## Directions for this task:
Once the data has been read, print it back in full, exactly.

## Records:

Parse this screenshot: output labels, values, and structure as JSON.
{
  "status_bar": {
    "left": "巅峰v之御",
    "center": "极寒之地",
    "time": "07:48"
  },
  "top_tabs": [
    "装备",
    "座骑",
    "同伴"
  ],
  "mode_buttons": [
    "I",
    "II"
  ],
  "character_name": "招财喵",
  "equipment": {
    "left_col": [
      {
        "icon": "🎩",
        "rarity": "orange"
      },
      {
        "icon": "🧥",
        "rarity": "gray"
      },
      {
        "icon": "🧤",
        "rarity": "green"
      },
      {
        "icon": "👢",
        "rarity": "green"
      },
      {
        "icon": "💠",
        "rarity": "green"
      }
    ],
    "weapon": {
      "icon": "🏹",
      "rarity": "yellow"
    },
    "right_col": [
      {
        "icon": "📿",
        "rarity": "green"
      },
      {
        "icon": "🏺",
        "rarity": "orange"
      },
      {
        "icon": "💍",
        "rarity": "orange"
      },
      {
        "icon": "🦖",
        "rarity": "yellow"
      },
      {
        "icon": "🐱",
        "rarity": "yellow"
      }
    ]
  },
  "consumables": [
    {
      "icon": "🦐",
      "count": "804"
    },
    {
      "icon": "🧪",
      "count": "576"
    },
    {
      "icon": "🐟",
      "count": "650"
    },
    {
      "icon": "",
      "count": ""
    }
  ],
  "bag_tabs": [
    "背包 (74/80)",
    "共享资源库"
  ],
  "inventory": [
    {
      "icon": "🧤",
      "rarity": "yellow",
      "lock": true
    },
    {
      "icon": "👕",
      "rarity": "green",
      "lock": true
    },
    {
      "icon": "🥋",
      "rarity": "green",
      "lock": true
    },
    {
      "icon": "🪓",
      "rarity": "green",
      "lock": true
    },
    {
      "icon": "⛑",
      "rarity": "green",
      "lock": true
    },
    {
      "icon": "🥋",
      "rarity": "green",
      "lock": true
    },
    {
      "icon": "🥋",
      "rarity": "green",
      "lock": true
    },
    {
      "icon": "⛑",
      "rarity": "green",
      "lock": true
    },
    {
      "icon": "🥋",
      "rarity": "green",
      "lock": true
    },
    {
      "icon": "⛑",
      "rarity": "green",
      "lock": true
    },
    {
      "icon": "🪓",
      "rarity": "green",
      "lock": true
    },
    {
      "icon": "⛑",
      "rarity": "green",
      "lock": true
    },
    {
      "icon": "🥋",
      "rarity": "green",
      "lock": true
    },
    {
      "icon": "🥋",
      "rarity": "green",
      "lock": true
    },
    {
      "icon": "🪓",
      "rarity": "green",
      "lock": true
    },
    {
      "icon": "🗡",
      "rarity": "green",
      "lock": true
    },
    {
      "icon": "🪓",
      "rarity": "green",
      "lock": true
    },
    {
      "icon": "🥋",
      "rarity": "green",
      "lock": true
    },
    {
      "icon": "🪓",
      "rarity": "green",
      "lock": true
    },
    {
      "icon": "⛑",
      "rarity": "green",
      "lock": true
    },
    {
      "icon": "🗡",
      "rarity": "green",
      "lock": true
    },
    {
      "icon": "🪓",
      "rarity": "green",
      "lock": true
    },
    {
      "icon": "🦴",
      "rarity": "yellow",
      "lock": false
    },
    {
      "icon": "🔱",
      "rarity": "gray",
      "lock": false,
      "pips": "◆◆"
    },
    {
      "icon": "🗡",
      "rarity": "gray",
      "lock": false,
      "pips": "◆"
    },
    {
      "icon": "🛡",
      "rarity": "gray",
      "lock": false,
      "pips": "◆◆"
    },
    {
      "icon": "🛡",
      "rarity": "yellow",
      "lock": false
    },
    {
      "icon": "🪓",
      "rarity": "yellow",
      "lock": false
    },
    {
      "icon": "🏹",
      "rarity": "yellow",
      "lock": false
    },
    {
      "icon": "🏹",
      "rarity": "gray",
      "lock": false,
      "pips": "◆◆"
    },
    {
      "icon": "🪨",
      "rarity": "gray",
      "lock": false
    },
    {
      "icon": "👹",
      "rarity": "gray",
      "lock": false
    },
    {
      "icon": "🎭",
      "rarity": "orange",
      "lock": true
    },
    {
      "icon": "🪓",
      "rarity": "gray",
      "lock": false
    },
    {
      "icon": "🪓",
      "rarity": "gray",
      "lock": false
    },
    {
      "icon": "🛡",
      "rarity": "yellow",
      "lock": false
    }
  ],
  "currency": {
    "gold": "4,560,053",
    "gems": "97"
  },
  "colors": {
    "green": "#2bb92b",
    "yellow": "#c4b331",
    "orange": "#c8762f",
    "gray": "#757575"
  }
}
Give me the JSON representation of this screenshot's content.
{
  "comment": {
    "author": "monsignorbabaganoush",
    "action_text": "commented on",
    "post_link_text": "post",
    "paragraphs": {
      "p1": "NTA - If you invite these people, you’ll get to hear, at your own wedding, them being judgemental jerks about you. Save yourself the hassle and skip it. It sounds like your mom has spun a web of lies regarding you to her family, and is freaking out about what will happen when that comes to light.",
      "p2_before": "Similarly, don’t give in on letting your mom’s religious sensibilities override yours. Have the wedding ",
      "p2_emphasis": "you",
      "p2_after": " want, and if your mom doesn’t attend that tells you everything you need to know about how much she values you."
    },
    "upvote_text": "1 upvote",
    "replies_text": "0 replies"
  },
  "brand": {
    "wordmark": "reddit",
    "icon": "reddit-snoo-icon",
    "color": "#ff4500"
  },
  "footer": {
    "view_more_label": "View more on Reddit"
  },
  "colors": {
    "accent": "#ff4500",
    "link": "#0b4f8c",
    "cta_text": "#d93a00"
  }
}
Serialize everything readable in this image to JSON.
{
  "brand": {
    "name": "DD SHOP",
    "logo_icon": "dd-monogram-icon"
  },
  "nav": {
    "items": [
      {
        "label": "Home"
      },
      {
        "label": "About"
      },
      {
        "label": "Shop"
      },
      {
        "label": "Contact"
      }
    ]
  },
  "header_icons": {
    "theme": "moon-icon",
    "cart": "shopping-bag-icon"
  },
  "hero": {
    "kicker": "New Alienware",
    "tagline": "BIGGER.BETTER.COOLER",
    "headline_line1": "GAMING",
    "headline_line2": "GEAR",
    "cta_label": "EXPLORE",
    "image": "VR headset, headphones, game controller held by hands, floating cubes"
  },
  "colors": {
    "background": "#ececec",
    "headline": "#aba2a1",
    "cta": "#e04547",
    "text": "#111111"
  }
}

## Solution:
Parse this screenshot: output labels, values, and structure as JSON.
{
  "status_bar": {
    "left": "巅峰v之御",
    "center": "极寒之地",
    "time": "07:48"
  },
  "top_tabs": [
    "装备",
    "座骑",
    "同伴"
  ],
  "mode_buttons": [
    "I",
    "II"
  ],
  "character_name": "招财喵",
  "equipment": {
    "left_col": [
      {
        "icon": "🎩",
        "rarity": "orange"
      },
      {
        "icon": "🧥",
        "rarity": "gray"
      },
      {
        "icon": "🧤",
        "rarity": "green"
      },
      {
        "icon": "👢",
        "rarity": "green"
      },
      {
        "icon": "💠",
        "rarity": "green"
      }
    ],
    "weapon": {
      "icon": "🏹",
      "rarity": "yellow"
    },
    "right_col": [
      {
        "icon": "📿",
        "rarity": "green"
      },
      {
        "icon": "🏺",
        "rarity": "orange"
      },
      {
        "icon": "💍",
        "rarity": "orange"
      },
      {
        "icon": "🦖",
        "rarity": "yellow"
      },
      {
        "icon": "🐱",
        "rarity": "yellow"
      }
    ]
  },
  "consumables": [
    {
      "icon": "🦐",
      "count": "804"
    },
    {
      "icon": "🧪",
      "count": "576"
    },
    {
      "icon": "🐟",
      "count": "650"
    },
    {
      "icon": "",
      "count": ""
    }
  ],
  "bag_tabs": [
    "背包 (74/80)",
    "共享资源库"
  ],
  "inventory": [
    {
      "icon": "🧤",
      "rarity": "yellow",
      "lock": true
    },
    {
      "icon": "👕",
      "rarity": "green",
      "lock": true
    },
    {
      "icon": "🥋",
      "rarity": "green",
      "lock": true
    },
    {
      "icon": "🪓",
      "rarity": "green",
      "lock": true
    },
    {
      "icon": "⛑",
      "rarity": "green",
      "lock": true
    },
    {
      "icon": "🥋",
      "rarity": "green",
      "lock": true
    },
    {
      "icon": "🥋",
      "rarity": "green",
      "lock": true
    },
    {
      "icon": "⛑",
      "rarity": "green",
      "lock": true
    },
    {
      "icon": "🥋",
      "rarity": "green",
      "lock": true
    },
    {
      "icon": "⛑",
      "rarity": "green",
      "lock": true
    },
    {
      "icon": "🪓",
      "rarity": "green",
      "lock": true
    },
    {
      "icon": "⛑",
      "rarity": "green",
      "lock": true
    },
    {
      "icon": "🥋",
      "rarity": "green",
      "lock": true
    },
    {
      "icon": "🥋",
      "rarity": "green",
      "lock": true
    },
    {
      "icon": "🪓",
      "rarity": "green",
      "lock": true
    },
    {
      "icon": "🗡",
      "rarity": "green",
      "lock": true
    },
    {
      "icon": "🪓",
      "rarity": "green",
      "lock": true
    },
    {
      "icon": "🥋",
      "rarity": "green",
      "lock": true
    },
    {
      "icon": "🪓",
      "rarity": "green",
      "lock": true
    },
    {
      "icon": "⛑",
      "rarity": "green",
      "lock": true
    },
    {
      "icon": "🗡",
      "rarity": "green",
      "lock": true
    },
    {
      "icon": "🪓",
      "rarity": "green",
      "lock": true
    },
    {
      "icon": "🦴",
      "rarity": "yellow",
      "lock": false
    },
    {
      "icon": "🔱",
      "rarity": "gray",
      "lock": false,
      "pips": "◆◆"
    },
    {
      "icon": "🗡",
      "rarity": "gray",
      "lock": false,
      "pips": "◆"
    },
    {
      "icon": "🛡",
      "rarity": "gray",
      "lock": false,
      "pips": "◆◆"
    },
    {
      "icon": "🛡",
      "rarity": "yellow",
      "lock": false
    },
    {
      "icon": "🪓",
      "rarity": "yellow",
      "lock": false
    },
    {
      "icon": "🏹",
      "rarity": "yellow",
      "lock": false
    },
    {
      "icon": "🏹",
      "rarity": "gray",
      "lock": false,
      "pips": "◆◆"
    },
    {
      "icon": "🪨",
      "rarity": "gray",
      "lock": false
    },
    {
      "icon": "👹",
      "rarity": "gray",
      "lock": false
    },
    {
      "icon": "🎭",
      "rarity": "orange",
      "lock": true
    },
    {
      "icon": "🪓",
      "rarity": "gray",
      "lock": false
    },
    {
      "icon": "🪓",
      "rarity": "gray",
      "lock": false
    },
    {
      "icon": "🛡",
      "rarity": "yellow",
      "lock": false
    }
  ],
  "currency": {
    "gold": "4,560,053",
    "gems": "97"
  },
  "colors": {
    "green": "#2bb92b",
    "yellow": "#c4b331",
    "orange": "#c8762f",
    "gray": "#757575"
  }
}
Give me the JSON representation of this screenshot's content.
{
  "comment": {
    "author": "monsignorbabaganoush",
    "action_text": "commented on",
    "post_link_text": "post",
    "paragraphs": {
      "p1": "NTA - If you invite these people, you’ll get to hear, at your own wedding, them being judgemental jerks about you. Save yourself the hassle and skip it. It sounds like your mom has spun a web of lies regarding you to her family, and is freaking out about what will happen when that comes to light.",
      "p2_before": "Similarly, don’t give in on letting your mom’s religious sensibilities override yours. Have the wedding ",
      "p2_emphasis": "you",
      "p2_after": " want, and if your mom doesn’t attend that tells you everything you need to know about how much she values you."
    },
    "upvote_text": "1 upvote",
    "replies_text": "0 replies"
  },
  "brand": {
    "wordmark": "reddit",
    "icon": "reddit-snoo-icon",
    "color": "#ff4500"
  },
  "footer": {
    "view_more_label": "View more on Reddit"
  },
  "colors": {
    "accent": "#ff4500",
    "link": "#0b4f8c",
    "cta_text": "#d93a00"
  }
}
Serialize everything readable in this image to JSON.
{
  "brand": {
    "name": "DD SHOP",
    "logo_icon": "dd-monogram-icon"
  },
  "nav": {
    "items": [
      {
        "label": "Home"
      },
      {
        "label": "About"
      },
      {
        "label": "Shop"
      },
      {
        "label": "Contact"
      }
    ]
  },
  "header_icons": {
    "theme": "moon-icon",
    "cart": "shopping-bag-icon"
  },
  "hero": {
    "kicker": "New Alienware",
    "tagline": "BIGGER.BETTER.COOLER",
    "headline_line1": "GAMING",
    "headline_line2": "GEAR",
    "cta_label": "EXPLORE",
    "image": "VR headset, headphones, game controller held by hands, floating cubes"
  },
  "colors": {
    "background": "#ececec",
    "headline": "#aba2a1",
    "cta": "#e04547",
    "text": "#111111"
  }
}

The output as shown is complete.